● **Stored data**:

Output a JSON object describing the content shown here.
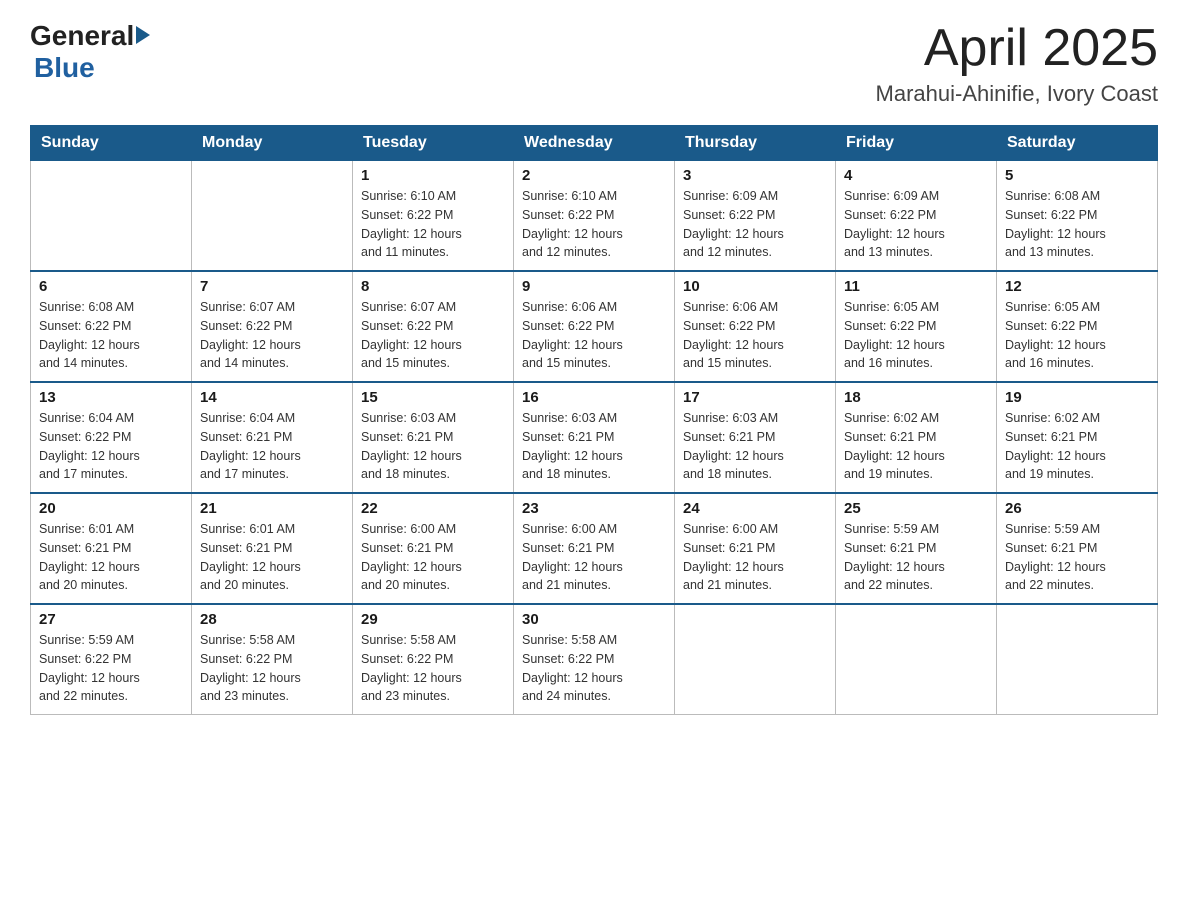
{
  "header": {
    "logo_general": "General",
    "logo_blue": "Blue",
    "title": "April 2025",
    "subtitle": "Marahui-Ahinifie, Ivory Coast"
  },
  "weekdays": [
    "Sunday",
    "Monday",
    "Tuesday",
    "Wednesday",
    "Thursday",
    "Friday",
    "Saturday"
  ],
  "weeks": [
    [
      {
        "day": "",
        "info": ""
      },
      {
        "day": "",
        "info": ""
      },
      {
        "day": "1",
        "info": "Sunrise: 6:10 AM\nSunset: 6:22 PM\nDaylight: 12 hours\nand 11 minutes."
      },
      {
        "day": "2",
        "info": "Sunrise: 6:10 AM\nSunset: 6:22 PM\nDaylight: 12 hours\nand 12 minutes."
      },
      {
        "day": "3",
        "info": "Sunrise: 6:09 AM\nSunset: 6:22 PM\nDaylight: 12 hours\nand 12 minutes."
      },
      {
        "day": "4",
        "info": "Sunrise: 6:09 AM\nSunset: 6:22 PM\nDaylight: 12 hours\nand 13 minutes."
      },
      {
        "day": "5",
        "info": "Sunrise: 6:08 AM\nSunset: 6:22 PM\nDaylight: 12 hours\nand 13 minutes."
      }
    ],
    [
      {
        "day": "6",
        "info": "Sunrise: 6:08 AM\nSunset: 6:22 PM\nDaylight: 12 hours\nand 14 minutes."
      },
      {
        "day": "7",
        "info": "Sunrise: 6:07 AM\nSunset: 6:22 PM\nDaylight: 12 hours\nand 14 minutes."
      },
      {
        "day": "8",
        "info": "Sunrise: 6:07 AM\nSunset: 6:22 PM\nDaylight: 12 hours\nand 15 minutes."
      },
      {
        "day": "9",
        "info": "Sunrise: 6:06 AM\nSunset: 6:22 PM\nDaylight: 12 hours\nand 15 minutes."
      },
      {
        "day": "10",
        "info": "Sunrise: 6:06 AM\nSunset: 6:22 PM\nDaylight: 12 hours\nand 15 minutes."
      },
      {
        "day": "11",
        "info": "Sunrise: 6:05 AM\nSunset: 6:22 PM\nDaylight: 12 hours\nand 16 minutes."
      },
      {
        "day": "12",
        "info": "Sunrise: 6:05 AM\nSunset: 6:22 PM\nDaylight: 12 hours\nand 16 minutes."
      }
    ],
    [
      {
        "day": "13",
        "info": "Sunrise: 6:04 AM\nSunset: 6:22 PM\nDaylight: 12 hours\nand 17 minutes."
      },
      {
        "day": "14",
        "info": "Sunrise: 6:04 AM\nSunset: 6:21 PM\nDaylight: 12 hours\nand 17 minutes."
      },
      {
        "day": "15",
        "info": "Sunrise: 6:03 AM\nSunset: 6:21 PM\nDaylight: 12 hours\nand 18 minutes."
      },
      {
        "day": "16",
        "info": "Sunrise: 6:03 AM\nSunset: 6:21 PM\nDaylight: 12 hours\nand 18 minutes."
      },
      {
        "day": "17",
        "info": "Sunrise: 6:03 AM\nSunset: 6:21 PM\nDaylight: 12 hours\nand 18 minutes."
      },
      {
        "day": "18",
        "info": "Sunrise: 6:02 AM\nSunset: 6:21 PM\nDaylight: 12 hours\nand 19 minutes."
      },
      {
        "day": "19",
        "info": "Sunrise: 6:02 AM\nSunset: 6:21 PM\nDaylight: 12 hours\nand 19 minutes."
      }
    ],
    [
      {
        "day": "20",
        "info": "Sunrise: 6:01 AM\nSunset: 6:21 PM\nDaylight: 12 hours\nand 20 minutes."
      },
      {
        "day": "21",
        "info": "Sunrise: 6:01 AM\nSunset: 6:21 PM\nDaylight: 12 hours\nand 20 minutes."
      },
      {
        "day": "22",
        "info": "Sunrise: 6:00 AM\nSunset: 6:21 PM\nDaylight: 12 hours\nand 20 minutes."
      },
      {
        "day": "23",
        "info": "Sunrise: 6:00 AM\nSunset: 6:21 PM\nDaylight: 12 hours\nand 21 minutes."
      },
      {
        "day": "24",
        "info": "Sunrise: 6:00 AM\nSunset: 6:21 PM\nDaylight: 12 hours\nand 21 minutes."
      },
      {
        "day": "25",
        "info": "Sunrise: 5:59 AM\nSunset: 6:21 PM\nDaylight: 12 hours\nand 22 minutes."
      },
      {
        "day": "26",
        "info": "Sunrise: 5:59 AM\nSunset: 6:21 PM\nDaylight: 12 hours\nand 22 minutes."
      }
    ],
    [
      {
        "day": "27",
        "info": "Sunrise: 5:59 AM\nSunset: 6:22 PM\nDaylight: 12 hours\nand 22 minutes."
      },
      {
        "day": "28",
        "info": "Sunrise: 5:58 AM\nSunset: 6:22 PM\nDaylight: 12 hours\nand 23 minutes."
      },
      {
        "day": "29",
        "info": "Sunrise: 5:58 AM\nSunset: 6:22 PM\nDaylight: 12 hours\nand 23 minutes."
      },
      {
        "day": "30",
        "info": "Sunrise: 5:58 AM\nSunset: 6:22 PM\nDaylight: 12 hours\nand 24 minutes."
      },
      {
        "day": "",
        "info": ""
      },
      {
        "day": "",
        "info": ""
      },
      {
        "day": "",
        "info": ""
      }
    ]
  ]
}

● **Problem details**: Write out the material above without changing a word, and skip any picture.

● **Output below**:
Output a JSON object describing the content shown here.
{
  "header": {
    "logo_general": "General",
    "logo_blue": "Blue",
    "title": "April 2025",
    "subtitle": "Marahui-Ahinifie, Ivory Coast"
  },
  "weekdays": [
    "Sunday",
    "Monday",
    "Tuesday",
    "Wednesday",
    "Thursday",
    "Friday",
    "Saturday"
  ],
  "weeks": [
    [
      {
        "day": "",
        "info": ""
      },
      {
        "day": "",
        "info": ""
      },
      {
        "day": "1",
        "info": "Sunrise: 6:10 AM\nSunset: 6:22 PM\nDaylight: 12 hours\nand 11 minutes."
      },
      {
        "day": "2",
        "info": "Sunrise: 6:10 AM\nSunset: 6:22 PM\nDaylight: 12 hours\nand 12 minutes."
      },
      {
        "day": "3",
        "info": "Sunrise: 6:09 AM\nSunset: 6:22 PM\nDaylight: 12 hours\nand 12 minutes."
      },
      {
        "day": "4",
        "info": "Sunrise: 6:09 AM\nSunset: 6:22 PM\nDaylight: 12 hours\nand 13 minutes."
      },
      {
        "day": "5",
        "info": "Sunrise: 6:08 AM\nSunset: 6:22 PM\nDaylight: 12 hours\nand 13 minutes."
      }
    ],
    [
      {
        "day": "6",
        "info": "Sunrise: 6:08 AM\nSunset: 6:22 PM\nDaylight: 12 hours\nand 14 minutes."
      },
      {
        "day": "7",
        "info": "Sunrise: 6:07 AM\nSunset: 6:22 PM\nDaylight: 12 hours\nand 14 minutes."
      },
      {
        "day": "8",
        "info": "Sunrise: 6:07 AM\nSunset: 6:22 PM\nDaylight: 12 hours\nand 15 minutes."
      },
      {
        "day": "9",
        "info": "Sunrise: 6:06 AM\nSunset: 6:22 PM\nDaylight: 12 hours\nand 15 minutes."
      },
      {
        "day": "10",
        "info": "Sunrise: 6:06 AM\nSunset: 6:22 PM\nDaylight: 12 hours\nand 15 minutes."
      },
      {
        "day": "11",
        "info": "Sunrise: 6:05 AM\nSunset: 6:22 PM\nDaylight: 12 hours\nand 16 minutes."
      },
      {
        "day": "12",
        "info": "Sunrise: 6:05 AM\nSunset: 6:22 PM\nDaylight: 12 hours\nand 16 minutes."
      }
    ],
    [
      {
        "day": "13",
        "info": "Sunrise: 6:04 AM\nSunset: 6:22 PM\nDaylight: 12 hours\nand 17 minutes."
      },
      {
        "day": "14",
        "info": "Sunrise: 6:04 AM\nSunset: 6:21 PM\nDaylight: 12 hours\nand 17 minutes."
      },
      {
        "day": "15",
        "info": "Sunrise: 6:03 AM\nSunset: 6:21 PM\nDaylight: 12 hours\nand 18 minutes."
      },
      {
        "day": "16",
        "info": "Sunrise: 6:03 AM\nSunset: 6:21 PM\nDaylight: 12 hours\nand 18 minutes."
      },
      {
        "day": "17",
        "info": "Sunrise: 6:03 AM\nSunset: 6:21 PM\nDaylight: 12 hours\nand 18 minutes."
      },
      {
        "day": "18",
        "info": "Sunrise: 6:02 AM\nSunset: 6:21 PM\nDaylight: 12 hours\nand 19 minutes."
      },
      {
        "day": "19",
        "info": "Sunrise: 6:02 AM\nSunset: 6:21 PM\nDaylight: 12 hours\nand 19 minutes."
      }
    ],
    [
      {
        "day": "20",
        "info": "Sunrise: 6:01 AM\nSunset: 6:21 PM\nDaylight: 12 hours\nand 20 minutes."
      },
      {
        "day": "21",
        "info": "Sunrise: 6:01 AM\nSunset: 6:21 PM\nDaylight: 12 hours\nand 20 minutes."
      },
      {
        "day": "22",
        "info": "Sunrise: 6:00 AM\nSunset: 6:21 PM\nDaylight: 12 hours\nand 20 minutes."
      },
      {
        "day": "23",
        "info": "Sunrise: 6:00 AM\nSunset: 6:21 PM\nDaylight: 12 hours\nand 21 minutes."
      },
      {
        "day": "24",
        "info": "Sunrise: 6:00 AM\nSunset: 6:21 PM\nDaylight: 12 hours\nand 21 minutes."
      },
      {
        "day": "25",
        "info": "Sunrise: 5:59 AM\nSunset: 6:21 PM\nDaylight: 12 hours\nand 22 minutes."
      },
      {
        "day": "26",
        "info": "Sunrise: 5:59 AM\nSunset: 6:21 PM\nDaylight: 12 hours\nand 22 minutes."
      }
    ],
    [
      {
        "day": "27",
        "info": "Sunrise: 5:59 AM\nSunset: 6:22 PM\nDaylight: 12 hours\nand 22 minutes."
      },
      {
        "day": "28",
        "info": "Sunrise: 5:58 AM\nSunset: 6:22 PM\nDaylight: 12 hours\nand 23 minutes."
      },
      {
        "day": "29",
        "info": "Sunrise: 5:58 AM\nSunset: 6:22 PM\nDaylight: 12 hours\nand 23 minutes."
      },
      {
        "day": "30",
        "info": "Sunrise: 5:58 AM\nSunset: 6:22 PM\nDaylight: 12 hours\nand 24 minutes."
      },
      {
        "day": "",
        "info": ""
      },
      {
        "day": "",
        "info": ""
      },
      {
        "day": "",
        "info": ""
      }
    ]
  ]
}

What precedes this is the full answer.